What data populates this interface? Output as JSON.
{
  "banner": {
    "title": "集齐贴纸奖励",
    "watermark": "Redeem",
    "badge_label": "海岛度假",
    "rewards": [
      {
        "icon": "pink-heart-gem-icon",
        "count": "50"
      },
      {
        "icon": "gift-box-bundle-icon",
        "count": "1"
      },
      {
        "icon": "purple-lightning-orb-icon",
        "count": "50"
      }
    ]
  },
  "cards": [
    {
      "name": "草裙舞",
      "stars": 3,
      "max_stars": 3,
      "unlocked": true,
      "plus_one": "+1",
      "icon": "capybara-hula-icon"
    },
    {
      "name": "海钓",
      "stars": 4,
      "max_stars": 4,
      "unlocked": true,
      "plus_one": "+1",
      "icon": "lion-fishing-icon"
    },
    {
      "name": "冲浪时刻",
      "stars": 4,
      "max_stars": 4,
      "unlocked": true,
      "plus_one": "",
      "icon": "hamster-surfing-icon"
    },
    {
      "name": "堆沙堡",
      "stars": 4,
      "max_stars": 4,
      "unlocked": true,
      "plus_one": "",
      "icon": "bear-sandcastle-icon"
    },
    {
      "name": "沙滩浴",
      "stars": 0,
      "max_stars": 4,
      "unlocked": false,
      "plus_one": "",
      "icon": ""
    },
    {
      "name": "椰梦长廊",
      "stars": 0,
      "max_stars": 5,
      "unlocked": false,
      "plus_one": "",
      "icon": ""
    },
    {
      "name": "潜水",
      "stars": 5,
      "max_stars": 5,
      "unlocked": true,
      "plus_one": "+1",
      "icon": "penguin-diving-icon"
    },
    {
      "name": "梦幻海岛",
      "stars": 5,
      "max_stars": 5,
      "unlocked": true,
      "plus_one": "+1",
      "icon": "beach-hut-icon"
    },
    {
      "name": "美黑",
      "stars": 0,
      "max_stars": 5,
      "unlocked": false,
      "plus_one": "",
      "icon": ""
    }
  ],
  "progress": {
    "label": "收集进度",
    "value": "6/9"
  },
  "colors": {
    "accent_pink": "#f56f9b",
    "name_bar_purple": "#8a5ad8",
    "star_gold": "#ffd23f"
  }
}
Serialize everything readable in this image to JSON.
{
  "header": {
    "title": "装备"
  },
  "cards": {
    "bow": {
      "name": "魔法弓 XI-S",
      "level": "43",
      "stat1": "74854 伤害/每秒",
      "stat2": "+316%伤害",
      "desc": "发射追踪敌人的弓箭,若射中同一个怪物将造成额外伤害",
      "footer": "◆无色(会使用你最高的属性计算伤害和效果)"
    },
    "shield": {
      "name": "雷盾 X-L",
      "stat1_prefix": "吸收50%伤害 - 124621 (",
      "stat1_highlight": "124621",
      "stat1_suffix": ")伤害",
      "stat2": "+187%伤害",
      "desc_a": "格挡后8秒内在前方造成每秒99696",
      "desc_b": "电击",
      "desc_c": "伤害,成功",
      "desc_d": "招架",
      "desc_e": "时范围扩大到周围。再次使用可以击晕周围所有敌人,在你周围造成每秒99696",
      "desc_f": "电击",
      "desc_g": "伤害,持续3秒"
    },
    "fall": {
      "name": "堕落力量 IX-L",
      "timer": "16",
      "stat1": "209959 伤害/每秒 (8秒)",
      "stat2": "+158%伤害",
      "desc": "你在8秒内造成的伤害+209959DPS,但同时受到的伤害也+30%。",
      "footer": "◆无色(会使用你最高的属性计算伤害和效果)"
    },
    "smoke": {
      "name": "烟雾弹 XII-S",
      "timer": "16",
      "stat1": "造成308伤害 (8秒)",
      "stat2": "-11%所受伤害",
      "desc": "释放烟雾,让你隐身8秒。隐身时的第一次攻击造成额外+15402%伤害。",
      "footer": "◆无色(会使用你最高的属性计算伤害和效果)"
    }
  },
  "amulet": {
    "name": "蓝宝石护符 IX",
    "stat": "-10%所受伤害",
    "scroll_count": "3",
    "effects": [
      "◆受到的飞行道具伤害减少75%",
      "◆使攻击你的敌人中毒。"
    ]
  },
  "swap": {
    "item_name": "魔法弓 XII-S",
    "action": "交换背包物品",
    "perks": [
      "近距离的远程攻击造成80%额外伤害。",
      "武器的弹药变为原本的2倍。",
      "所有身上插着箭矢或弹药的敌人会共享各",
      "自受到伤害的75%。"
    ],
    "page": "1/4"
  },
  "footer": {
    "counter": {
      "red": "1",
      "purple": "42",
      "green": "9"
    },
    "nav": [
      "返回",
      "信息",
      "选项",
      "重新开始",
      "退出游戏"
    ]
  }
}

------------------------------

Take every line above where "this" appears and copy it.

What data populates this interface? Output as JSON.
Serialize everything readable in this image to JSON.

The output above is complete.